The first time I heard about the country was during one of the beauty pageants in India. I remember using Venezuela as a strong metaphor for beautiful women as a teen but little did I know I would have the pleasure of living in it someday. Venezuelan women are very beauty-conscious. They want to look beautiful at all costs which is why cosmetic surgeries in this place are the cheapest in this part of the world. It is indeed ironic that in a country which lives in the shadow of Mother Nature finding naturally structured women can sometimes be a challenge. I sometimes joke with my colleague that the country's name should be changed to 'Vain-ezuela' given the strong undercurrents of vanity I have experienced.

Venezuela has room for everything and everyone. It is one of the most open-ended and accepting civilizations I have come across. Despite being a rather new international traveler myself I can safely vouch that Venezuela welcomes all foreigners with open arms. You will find all kinds of people here – Asians, Europeans, Africans, Jews, Muslims, Christians, Hindus. Fitting into such a diverse culture makes living here an amazing experience. The connections I have formed with the people here are priceless. The warmth with which they greet a foreigner is truly worth applause. This is probably why that despite a shaky political scene and the constant accusation of being a communist-country in a democratic disguise, people still remain loyal to this land.

The desi presence in Venezuela has never been a constant. Being one of the primary petroleum and pharmaceutical hunting ground for Indian engineers Venezuela has managed to retain only a few of them. Over the past few years the Indian embassy in Venezuela has formed an association through which a humble desi like me has had the privilege to gyrate to 'Kajra Re' during Holi and sniff in delicious matar paneer during Diwali parties. These have been the only safe getaways for a vegetarian like me since finding meat in Venezuela is like finding temples in India. That said it also has given me an opportunity to explore some amazing Italian cuisine, some mouth watering Lebanese bonanza and some interestingly different Chinese menu.

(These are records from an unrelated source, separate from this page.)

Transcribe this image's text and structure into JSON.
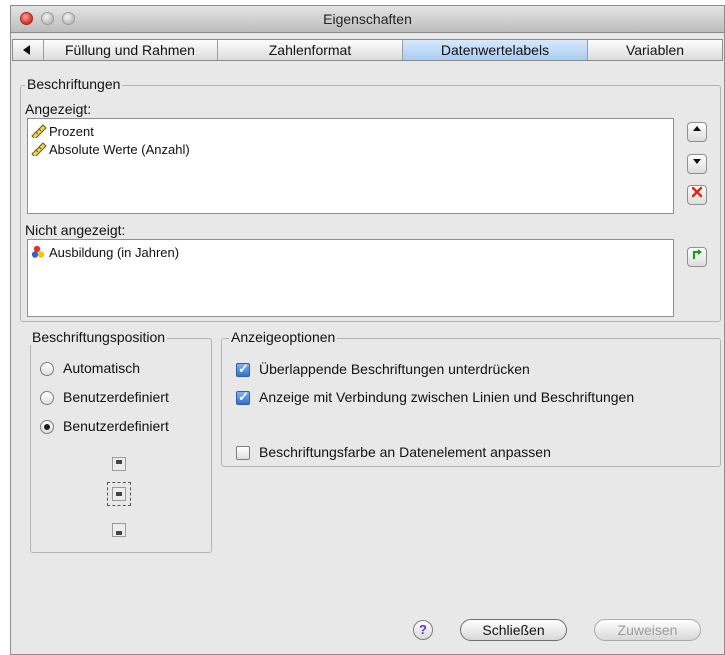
{
  "window": {
    "title": "Eigenschaften"
  },
  "tabs": [
    {
      "label": "Füllung und Rahmen"
    },
    {
      "label": "Zahlenformat"
    },
    {
      "label": "Datenwertelabels",
      "active": true
    },
    {
      "label": "Variablen"
    }
  ],
  "beschriftungen": {
    "group_label": "Beschriftungen",
    "shown_label": "Angezeigt:",
    "shown_items": [
      {
        "label": "Prozent",
        "icon": "ruler-icon"
      },
      {
        "label": "Absolute Werte (Anzahl)",
        "icon": "ruler-icon"
      }
    ],
    "hidden_label": "Nicht angezeigt:",
    "hidden_items": [
      {
        "label": "Ausbildung (in Jahren)",
        "icon": "variable-circles-icon"
      }
    ],
    "side_buttons": {
      "up": "move-up-icon",
      "down": "move-down-icon",
      "remove": "remove-icon",
      "add": "add-icon"
    }
  },
  "position": {
    "group_label": "Beschriftungsposition",
    "options": [
      {
        "label": "Automatisch",
        "selected": false
      },
      {
        "label": "Benutzerdefiniert",
        "selected": false
      },
      {
        "label": "Benutzerdefiniert",
        "selected": true
      }
    ],
    "position_icons": [
      "label-position-top-icon",
      "label-position-middle-icon",
      "label-position-bottom-icon"
    ]
  },
  "anzeige": {
    "group_label": "Anzeigeoptionen",
    "options": [
      {
        "label": "Überlappende Beschriftungen unterdrücken",
        "checked": true
      },
      {
        "label": "Anzeige mit Verbindung zwischen Linien und Beschriftungen",
        "checked": true
      },
      {
        "label": "Beschriftungsfarbe an Datenelement anpassen",
        "checked": false
      }
    ]
  },
  "footer": {
    "help_label": "?",
    "close_label": "Schließen",
    "apply_label": "Zuweisen"
  },
  "colors": {
    "active_tab": "#a8cdf3",
    "help_accent": "#6a2ed1",
    "remove_red": "#e0251b",
    "add_green": "#1f9a1f"
  }
}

Apart from food Venezuela definitely does cater to all other conceivable kinds of appetite. Be it sports, bar-hopping, adventure and hiking, politics, dating and of course music. It is interesting to note that a large ratio of Venezuela's population is the young crowd (18 - 40) and hence the very obvious 24/7 party scene in the country. Despite the many ups and downs the nation has seen in the last few years with regards to its socio-economic scenario, the place is pulsating with endless energy. The Venezuelan laid-back attitude of mañaña (tomorrow) only fuels this never ending party zone further. Here is one true country where the cities never sleep nor pretend to.

To make an end less preachy and more reflective, all I can really say is Venezuela is one place that everyone needs to visit at least once. I am sure no matter where you are from or what your passion is – Venezuela will definitely have something you will fall in love with.

Venezuela para todos.

2 reflections:

Carlos Manuel said...

Hey SK, I hadn't read this post! How come I missed it? Hmm... anyway, it seems a piece of my beloved country is always next to you heart :-) And yes, we're a bunch of proud vain-ezuelans, hehehe

shakri said...

Of course. Venezuela is now a prominent part of me. :) I will take her with me everywhere I go from here onwards.